There are a bunch of legitimate questions and concerns about the sale of the plant and the rapid decommissioning plan.

A fast schedule automatically suggests that not as much care might be taken on very important work. Holtec itself hasn’t done a plant decommissioning before, although it wants to enter that business and has three decades experience making casks for storing nuclear waste. It would use a complex of subsidiaries and joint ventures to carry out the work. There’s almost $1 billion in a trust fund to pay for the decommissioning, which looks like a tempting sum to many.

Thankfully, providing answers and reassurance on these and many other aspects of the decommissioning is the job of the federal Nuclear Regulatory Commission.

The NRC has the mandate, expertise and experience to ensure that the decommissioning is properly conducted and successful. It won’t approve the sale to Holtec if it’s not sure the plan is feasible.

Last week, the NRC reassured the public it would maintain ongoing oversight of the facility whether it is sold or remains with Exelon. It will oversee disbursements from the trust fund and watch closely to make sure they’re spent on decommissioning activities and not for other purposes.

The NRC is already handling this responsibility for six other plants that are in active decommissioning. It has overseen 14 others that have transitioned into safe long-term storage condition. It deserves the confidence of the public that it can do the job at Oyster Creek.

That said, decommissioning the plant in less than half the normal time is at best a hope at this point.

Holtec’s plan would depend in part on getting the spent and still radioactive uranium into dry storage casks of a new design much more quickly. An NRC official said he was unaware of an approved cask that would allow such a quick schedule.

More importantly, Holtec would move the spent fuel from Oyster Creek and two other plants to an interim storage facility it is seeking to build in New Mexico. That would require Congress and the U.S. Department of Energy “to provide necessary funding to transport and store the used fuel from Oyster Creek and the other sites to New Mexico,” the company said.

That could make sense and help with the dozen other nuclear plants that will close by 2025. But since the federal government hasn’t even been able to finish the permanent storage site for nuclear waste at Yucca Mountain in Nevada, an interim storage site and the transport of the waste to it is far from certain.

We hope that a shorter decommissioning is possible and happens.
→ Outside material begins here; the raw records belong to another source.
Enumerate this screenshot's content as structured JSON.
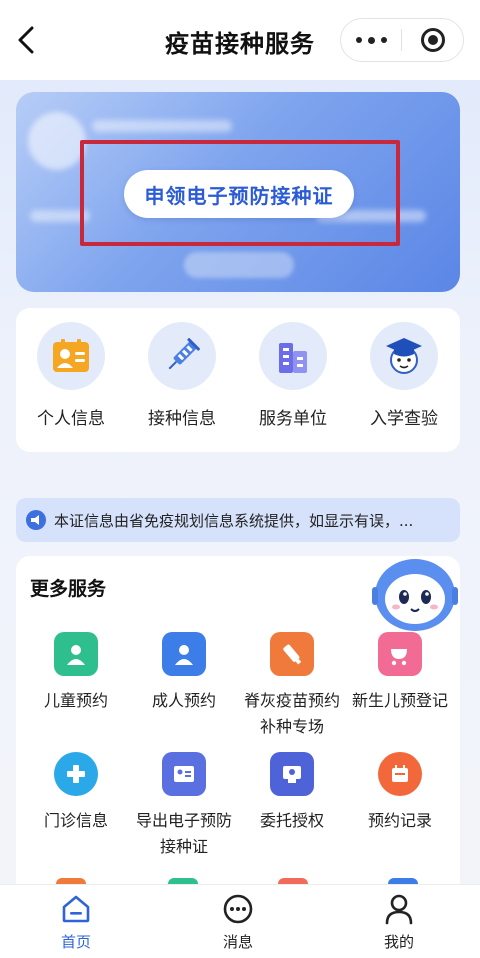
{
  "nav": {
    "title": "疫苗接种服务"
  },
  "hero": {
    "apply_button": "申领电子预防接种证"
  },
  "quick_entries": [
    {
      "label": "个人信息",
      "icon": "id-card-icon"
    },
    {
      "label": "接种信息",
      "icon": "syringe-icon"
    },
    {
      "label": "服务单位",
      "icon": "building-icon"
    },
    {
      "label": "入学查验",
      "icon": "graduate-icon"
    }
  ],
  "notice": {
    "text": "本证信息由省免疫规划信息系统提供，如显示有误，..."
  },
  "services": {
    "title": "更多服务",
    "items": [
      {
        "label": "儿童预约",
        "icon": "child-booking-icon",
        "color": "#2fbf8f"
      },
      {
        "label": "成人预约",
        "icon": "adult-booking-icon",
        "color": "#3d7de8"
      },
      {
        "label": "脊灰疫苗预约补种专场",
        "icon": "vaccine-vial-icon",
        "color": "#f07a3c"
      },
      {
        "label": "新生儿预登记",
        "icon": "stroller-icon",
        "color": "#f16b94"
      },
      {
        "label": "门诊信息",
        "icon": "clinic-plus-icon",
        "color": "#2aa8e8"
      },
      {
        "label": "导出电子预防接种证",
        "icon": "export-certificate-icon",
        "color": "#5a6fe0"
      },
      {
        "label": "委托授权",
        "icon": "authorization-icon",
        "color": "#4f63d8"
      },
      {
        "label": "预约记录",
        "icon": "calendar-record-icon",
        "color": "#f2683a"
      }
    ]
  },
  "tabbar": [
    {
      "label": "首页",
      "icon": "home-icon",
      "active": true
    },
    {
      "label": "消息",
      "icon": "message-icon",
      "active": false
    },
    {
      "label": "我的",
      "icon": "profile-icon",
      "active": false
    }
  ]
}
We think it’s a long shot. We trust that if it does, the NRC will ensure it is done right.